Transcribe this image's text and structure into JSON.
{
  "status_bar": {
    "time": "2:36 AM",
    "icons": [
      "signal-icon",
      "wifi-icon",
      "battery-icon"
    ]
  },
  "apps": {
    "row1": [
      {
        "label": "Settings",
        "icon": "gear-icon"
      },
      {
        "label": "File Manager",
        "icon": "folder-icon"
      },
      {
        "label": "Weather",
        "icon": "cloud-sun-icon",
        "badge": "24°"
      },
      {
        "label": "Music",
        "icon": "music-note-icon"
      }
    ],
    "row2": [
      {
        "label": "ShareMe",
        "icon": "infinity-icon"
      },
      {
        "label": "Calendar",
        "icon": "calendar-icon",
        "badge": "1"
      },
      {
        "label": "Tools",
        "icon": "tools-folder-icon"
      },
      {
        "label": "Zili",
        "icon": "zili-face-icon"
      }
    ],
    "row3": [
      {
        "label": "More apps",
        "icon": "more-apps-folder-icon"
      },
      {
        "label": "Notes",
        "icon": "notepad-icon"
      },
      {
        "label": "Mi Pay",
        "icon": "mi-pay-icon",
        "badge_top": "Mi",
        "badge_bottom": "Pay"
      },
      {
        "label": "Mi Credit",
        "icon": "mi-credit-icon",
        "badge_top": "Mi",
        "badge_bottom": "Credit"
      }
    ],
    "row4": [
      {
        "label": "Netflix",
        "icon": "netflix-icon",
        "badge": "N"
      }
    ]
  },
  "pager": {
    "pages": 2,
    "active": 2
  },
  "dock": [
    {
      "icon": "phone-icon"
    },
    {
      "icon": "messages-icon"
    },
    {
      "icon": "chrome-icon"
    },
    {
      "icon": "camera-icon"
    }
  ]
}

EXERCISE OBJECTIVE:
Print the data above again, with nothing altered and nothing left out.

TASK RESPONSE:
Transcribe this image's text and structure into JSON.
{
  "status_bar": {
    "time": "2:36 AM",
    "icons": [
      "signal-icon",
      "wifi-icon",
      "battery-icon"
    ]
  },
  "apps": {
    "row1": [
      {
        "label": "Settings",
        "icon": "gear-icon"
      },
      {
        "label": "File Manager",
        "icon": "folder-icon"
      },
      {
        "label": "Weather",
        "icon": "cloud-sun-icon",
        "badge": "24°"
      },
      {
        "label": "Music",
        "icon": "music-note-icon"
      }
    ],
    "row2": [
      {
        "label": "ShareMe",
        "icon": "infinity-icon"
      },
      {
        "label": "Calendar",
        "icon": "calendar-icon",
        "badge": "1"
      },
      {
        "label": "Tools",
        "icon": "tools-folder-icon"
      },
      {
        "label": "Zili",
        "icon": "zili-face-icon"
      }
    ],
    "row3": [
      {
        "label": "More apps",
        "icon": "more-apps-folder-icon"
      },
      {
        "label": "Notes",
        "icon": "notepad-icon"
      },
      {
        "label": "Mi Pay",
        "icon": "mi-pay-icon",
        "badge_top": "Mi",
        "badge_bottom": "Pay"
      },
      {
        "label": "Mi Credit",
        "icon": "mi-credit-icon",
        "badge_top": "Mi",
        "badge_bottom": "Credit"
      }
    ],
    "row4": [
      {
        "label": "Netflix",
        "icon": "netflix-icon",
        "badge": "N"
      }
    ]
  },
  "pager": {
    "pages": 2,
    "active": 2
  },
  "dock": [
    {
      "icon": "phone-icon"
    },
    {
      "icon": "messages-icon"
    },
    {
      "icon": "chrome-icon"
    },
    {
      "icon": "camera-icon"
    }
  ]
}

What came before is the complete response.